#### [Task goal]
An exact copy of the data is required. No picture may appear in it.

┌─ The records

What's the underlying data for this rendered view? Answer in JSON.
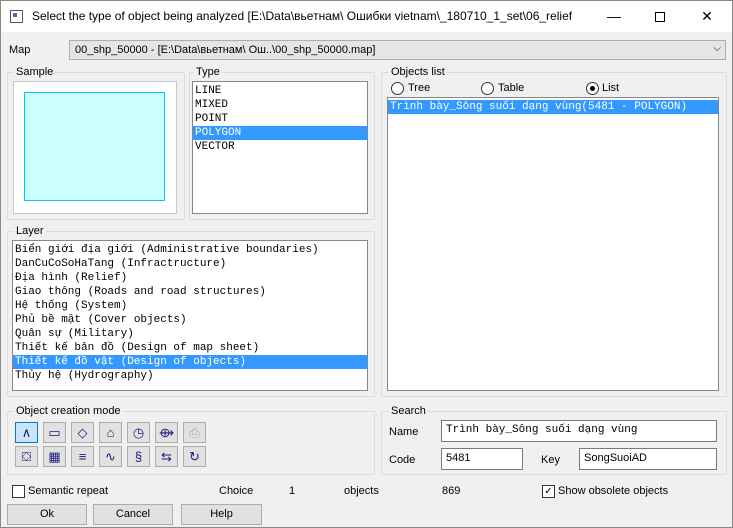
{
  "window": {
    "title": "Select the type of object being analyzed [E:\\Data\\вьетнам\\  Ошибки vietnam\\_180710_1_set\\06_relief\\vie...",
    "minimize_glyph": "—",
    "close_glyph": "✕"
  },
  "map": {
    "label": "Map",
    "value": "00_shp_50000 - [E:\\Data\\вьетнам\\  Ош..\\00_shp_50000.map]"
  },
  "sample": {
    "title": "Sample",
    "fill_color": "#ccffff",
    "border_color": "#00c8ff"
  },
  "type": {
    "title": "Type",
    "items": [
      "LINE",
      "MIXED",
      "POINT",
      "POLYGON",
      "VECTOR"
    ],
    "selected_index": 3
  },
  "objects_list": {
    "title": "Objects list",
    "radios": [
      {
        "label": "Tree",
        "checked": false
      },
      {
        "label": "Table",
        "checked": false
      },
      {
        "label": "List",
        "checked": true
      }
    ],
    "items": [
      "Trình bày_Sông suối dạng vùng(5481 - POLYGON)"
    ]
  },
  "layer": {
    "title": "Layer",
    "items": [
      "Biển giới địa giới (Administrative boundaries)",
      "DanCuCoSoHaTang (Infractructure)",
      "Địa hình (Relief)",
      "Giao thông (Roads and road structures)",
      "Hệ thống (System)",
      "Phủ bề mặt (Cover objects)",
      "Quân sự (Military)",
      "Thiết kế bản đồ (Design of map sheet)",
      "Thiết kế đồ vật (Design of objects)",
      "Thủy hệ (Hydrography)"
    ],
    "selected_index": 8
  },
  "creation_mode": {
    "title": "Object creation mode",
    "tools_row1": [
      {
        "icon": "polyline-icon",
        "glyph": "∧"
      },
      {
        "icon": "rectangle-icon",
        "glyph": "▭"
      },
      {
        "icon": "rotated-rectangle-icon",
        "glyph": "◇"
      },
      {
        "icon": "pentagon-icon",
        "glyph": "⌂"
      },
      {
        "icon": "circle-icon",
        "glyph": "◷"
      },
      {
        "icon": "circle-arrow-icon",
        "glyph": "⟴"
      },
      {
        "icon": "print-icon",
        "glyph": "⎙"
      }
    ],
    "tools_row2": [
      {
        "icon": "fill-icon",
        "glyph": "⛋"
      },
      {
        "icon": "grid-icon",
        "glyph": "▦"
      },
      {
        "icon": "parallel-lines-icon",
        "glyph": "≡"
      },
      {
        "icon": "curve-icon",
        "glyph": "∿"
      },
      {
        "icon": "s-curve-icon",
        "glyph": "§"
      },
      {
        "icon": "parallel-arrows-icon",
        "glyph": "⇆"
      },
      {
        "icon": "rotate-icon",
        "glyph": "↻"
      }
    ]
  },
  "search": {
    "title": "Search",
    "name_label": "Name",
    "name_value": "Trình bày_Sông suối dạng vùng",
    "code_label": "Code",
    "code_value": "5481",
    "key_label": "Key",
    "key_value": "SongSuoiAD"
  },
  "status": {
    "semantic_repeat": "Semantic repeat",
    "choice_label": "Choice",
    "choice_value": "1",
    "objects_label": "objects",
    "objects_value": "869",
    "show_obsolete": "Show obsolete objects",
    "show_obsolete_checked": true
  },
  "buttons": {
    "ok": "Ok",
    "cancel": "Cancel",
    "help": "Help"
  }
}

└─

#### [Answer box]
What's the underlying data for this rendered view? Answer in JSON.
{
  "window": {
    "title": "Select the type of object being analyzed [E:\\Data\\вьетнам\\  Ошибки vietnam\\_180710_1_set\\06_relief\\vie...",
    "minimize_glyph": "—",
    "close_glyph": "✕"
  },
  "map": {
    "label": "Map",
    "value": "00_shp_50000 - [E:\\Data\\вьетнам\\  Ош..\\00_shp_50000.map]"
  },
  "sample": {
    "title": "Sample",
    "fill_color": "#ccffff",
    "border_color": "#00c8ff"
  },
  "type": {
    "title": "Type",
    "items": [
      "LINE",
      "MIXED",
      "POINT",
      "POLYGON",
      "VECTOR"
    ],
    "selected_index": 3
  },
  "objects_list": {
    "title": "Objects list",
    "radios": [
      {
        "label": "Tree",
        "checked": false
      },
      {
        "label": "Table",
        "checked": false
      },
      {
        "label": "List",
        "checked": true
      }
    ],
    "items": [
      "Trình bày_Sông suối dạng vùng(5481 - POLYGON)"
    ]
  },
  "layer": {
    "title": "Layer",
    "items": [
      "Biển giới địa giới (Administrative boundaries)",
      "DanCuCoSoHaTang (Infractructure)",
      "Địa hình (Relief)",
      "Giao thông (Roads and road structures)",
      "Hệ thống (System)",
      "Phủ bề mặt (Cover objects)",
      "Quân sự (Military)",
      "Thiết kế bản đồ (Design of map sheet)",
      "Thiết kế đồ vật (Design of objects)",
      "Thủy hệ (Hydrography)"
    ],
    "selected_index": 8
  },
  "creation_mode": {
    "title": "Object creation mode",
    "tools_row1": [
      {
        "icon": "polyline-icon",
        "glyph": "∧"
      },
      {
        "icon": "rectangle-icon",
        "glyph": "▭"
      },
      {
        "icon": "rotated-rectangle-icon",
        "glyph": "◇"
      },
      {
        "icon": "pentagon-icon",
        "glyph": "⌂"
      },
      {
        "icon": "circle-icon",
        "glyph": "◷"
      },
      {
        "icon": "circle-arrow-icon",
        "glyph": "⟴"
      },
      {
        "icon": "print-icon",
        "glyph": "⎙"
      }
    ],
    "tools_row2": [
      {
        "icon": "fill-icon",
        "glyph": "⛋"
      },
      {
        "icon": "grid-icon",
        "glyph": "▦"
      },
      {
        "icon": "parallel-lines-icon",
        "glyph": "≡"
      },
      {
        "icon": "curve-icon",
        "glyph": "∿"
      },
      {
        "icon": "s-curve-icon",
        "glyph": "§"
      },
      {
        "icon": "parallel-arrows-icon",
        "glyph": "⇆"
      },
      {
        "icon": "rotate-icon",
        "glyph": "↻"
      }
    ]
  },
  "search": {
    "title": "Search",
    "name_label": "Name",
    "name_value": "Trình bày_Sông suối dạng vùng",
    "code_label": "Code",
    "code_value": "5481",
    "key_label": "Key",
    "key_value": "SongSuoiAD"
  },
  "status": {
    "semantic_repeat": "Semantic repeat",
    "choice_label": "Choice",
    "choice_value": "1",
    "objects_label": "objects",
    "objects_value": "869",
    "show_obsolete": "Show obsolete objects",
    "show_obsolete_checked": true
  },
  "buttons": {
    "ok": "Ok",
    "cancel": "Cancel",
    "help": "Help"
  }
}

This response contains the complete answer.